The shotgun Swiss bank marriage is backed by a massive government guarantee, which helps prevent what would have been one of the biggest bank collapses since the collapse of Lehman Brothers in 2008.
Pressure on UBS helped seal Sunday’s deal.
“It’s a historic day in Switzerland, and frankly we hoped it wouldn’t come,” UBS chairman Colm Kelleher told analysts on a conference call. “I want to make it clear that while we have not entered into discussions, we believe this transaction is financially attractive to UBS shareholders,” said Kelleher.
UBS CEO Ralph Hamers said many details still need to be worked out.
“I know there are still questions we haven’t been able to answer,” he said. “And I understand that and I even want to apologize for it.”
In a global response not seen since the height of the pandemic, the Fed said it had joined central banks in Canada, England, Japan, the EU and Switzerland in a coordinated move to improve market liquidity. The European Central Bank pledged to support eurozone banks with loans if necessary, adding that the Swiss bailout of Credit Suisse was “instrumental” in restoring calm.
On Monday, Credit Suisse’s banking operations appeared to be continuing as usual at its main offices in Asia.
Monetary authorities in Singapore and Hong Kong, where Credit Suisse hosts major regional offices, said separately that the Swiss bank’s operations continued without interruption.
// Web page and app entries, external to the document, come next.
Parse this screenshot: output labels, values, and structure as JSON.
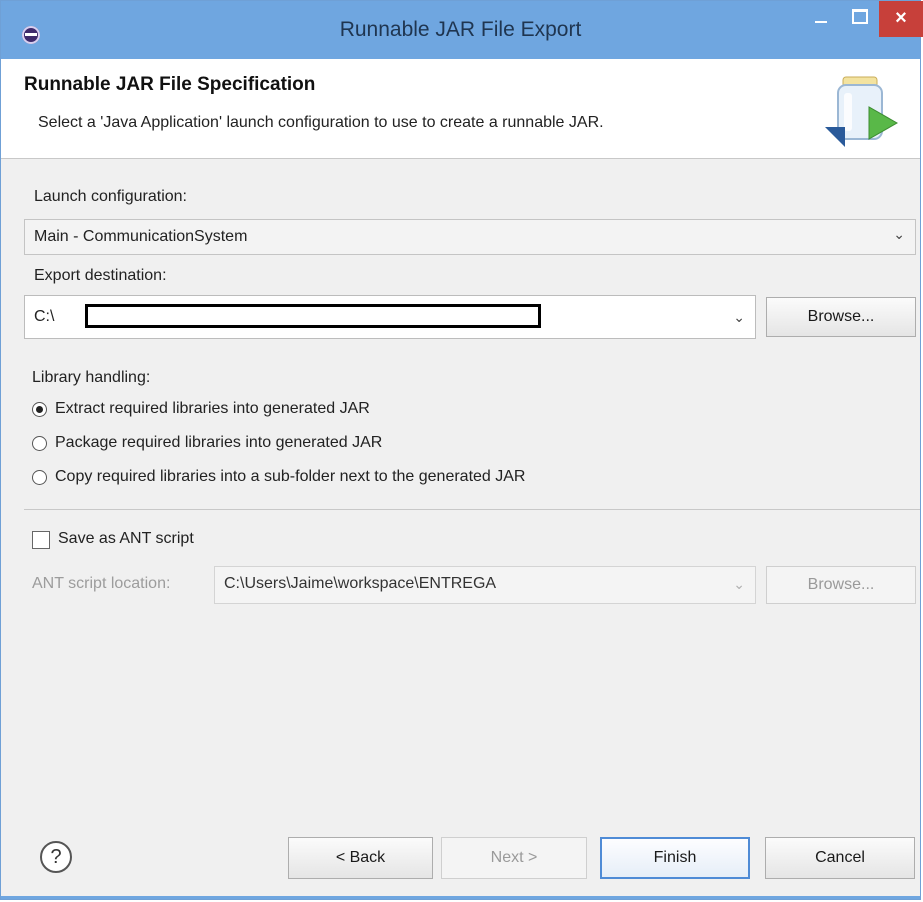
{
  "window": {
    "title": "Runnable JAR File Export",
    "close_glyph": "×"
  },
  "header": {
    "title": "Runnable JAR File Specification",
    "description": "Select a 'Java Application' launch configuration to use to create a runnable JAR."
  },
  "launch": {
    "label": "Launch configuration:",
    "value": "Main - CommunicationSystem"
  },
  "destination": {
    "label": "Export destination:",
    "value_prefix": "C:\\",
    "browse_label": "Browse..."
  },
  "library": {
    "label": "Library handling:",
    "options": [
      {
        "label": "Extract required libraries into generated JAR",
        "selected": true
      },
      {
        "label": "Package required libraries into generated JAR",
        "selected": false
      },
      {
        "label": "Copy required libraries into a sub-folder next to the generated JAR",
        "selected": false
      }
    ]
  },
  "ant": {
    "checkbox_label": "Save as ANT script",
    "checked": false,
    "location_label": "ANT script location:",
    "location_value": "C:\\Users\\Jaime\\workspace\\ENTREGA",
    "browse_label": "Browse..."
  },
  "footer": {
    "help_glyph": "?",
    "back_label": "< Back",
    "next_label": "Next >",
    "finish_label": "Finish",
    "cancel_label": "Cancel"
  },
  "dropdown_glyph": "⌄",
  "colors": {
    "titlebar": "#6fa6e0",
    "close_button": "#c7403a",
    "dialog_bg": "#f0f0f0",
    "header_bg": "#ffffff",
    "default_button_border": "#4f8bd6"
  }
}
And Credit Suisse urged its staff to get to work, according to a memo to staff seen by Reuters.
In a separate memo, the bank said that, as part of the acquisition, should job cuts prove necessary, it would be communicated to staff as per guidelines. The bank will also pay bonuses as previously communicated and on schedule, the memo added.
However, Credit Suisse staff who arrived for work in Hong Kong and Singapore on Monday morning were concerned about budget cuts and customer retention.
Problems remain in the US banking sector, where banking stocks remained depressed despite a move by several major banks to deposit $30 billion into First Republic Bank, an institution rocked by the bankruptcy of Silicon Valley and Signature Bank.
On Sunday, First Republic saw its credit ratings downgraded deeper to junk status by S&P Global, which said deposit infusions may not solve liquidity problems.
There are also concerns about what happens next at Credit Suisse and what that means for investors, customers and employees.
In the memo to employees, Credit Suisse said once the acquisition is complete, wealth management clients may consider moving some assets to another bank if concentration is an issue.
The deal will also make UBS’s only global bank in Switzerland and the Swiss economy more dependent on a single lender.
“The debacle with Credit Suisse will have serious consequences for other Swiss financial institutions. A nationwide reputation for prudent financial management, good regulatory oversight and, quite frankly, being a bit stodgy and boring about investments has been wiped out,” said Octavio Marenzi, CEO of Opimas, in Vienna.
UBS chairman Kelleher told a media conference that it will wind down Credit Suisse’s investment bank, which has thousands of employees worldwide. UBS expects annual cost savings of about $7 billion by 2027.
The Swiss central bank said Sunday’s deal includes 100 billion Swiss francs ($108 billion) in liquidity support for UBS and Credit Suisse.
Credit Suisse shares lost a quarter of their value last week. The bank was forced to tap $54 billion in central bank funding as it attempted to recover from scandals that undermined confidence.